Operculina, Retaria, algae, carbonates, endosymbionts, fossils, habitats, paleoecology, sedimentary rocks, sediments, India

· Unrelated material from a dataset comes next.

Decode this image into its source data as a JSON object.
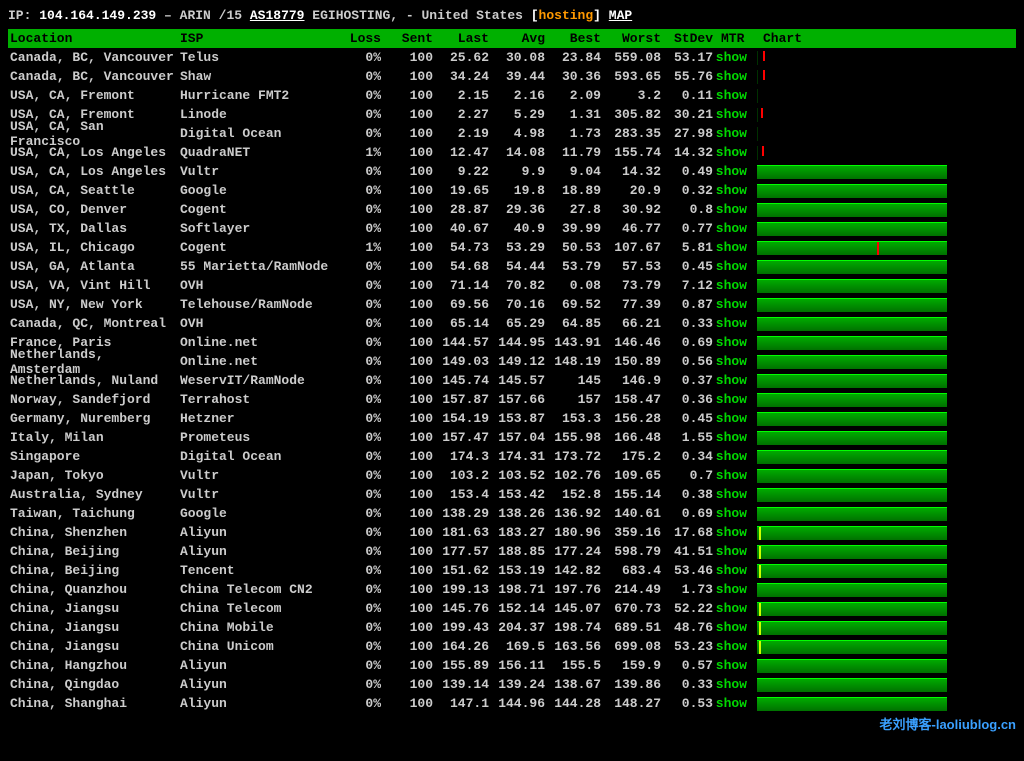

The palaeoecological characteristics of Late Palaeocene benthic foraminifera from the eastern Neo-Tethyan sediments of Meghalaya, NE India, are poorly understood. The assignment of taxa as generalists or specialists is a fundamental aspect of ecology that is not given sufficient attention in palaeoecological analyses. The first records of Haymanella elongata and Keramosphaera iranica from the Upper Palaeocene carbonate sedimentary rocks outcropping in the East Khasi Hills, Meghalaya, NE India, are documented herein. These species occurred in warm, hydrodynamically energetic shallow-marine environments as indicated by their associations only with grain-supported microfacies and co-occurrence with taxa assumed to have hosted algal endosymbionts including Operculina, Nummulites, Assilina, Orbitoclypeus, and Discocyclina. H. elongata and K. iranica were found in very narrow horizons of the evaluated sections, which was interpreted as indicating specialization to very specific habitats. Rare records of both these benthic foraminifera can be attributed to their specialist behavior that did not allow the populations to persist in fluctuating environments. In comparison to these specialists, more abundant and potential generalist foraminiferal taxa thrived in the region for longer periods. It is deduced that H. elongata and K. iranica migrated to the study area from the Mediterranean regions but did not thrive.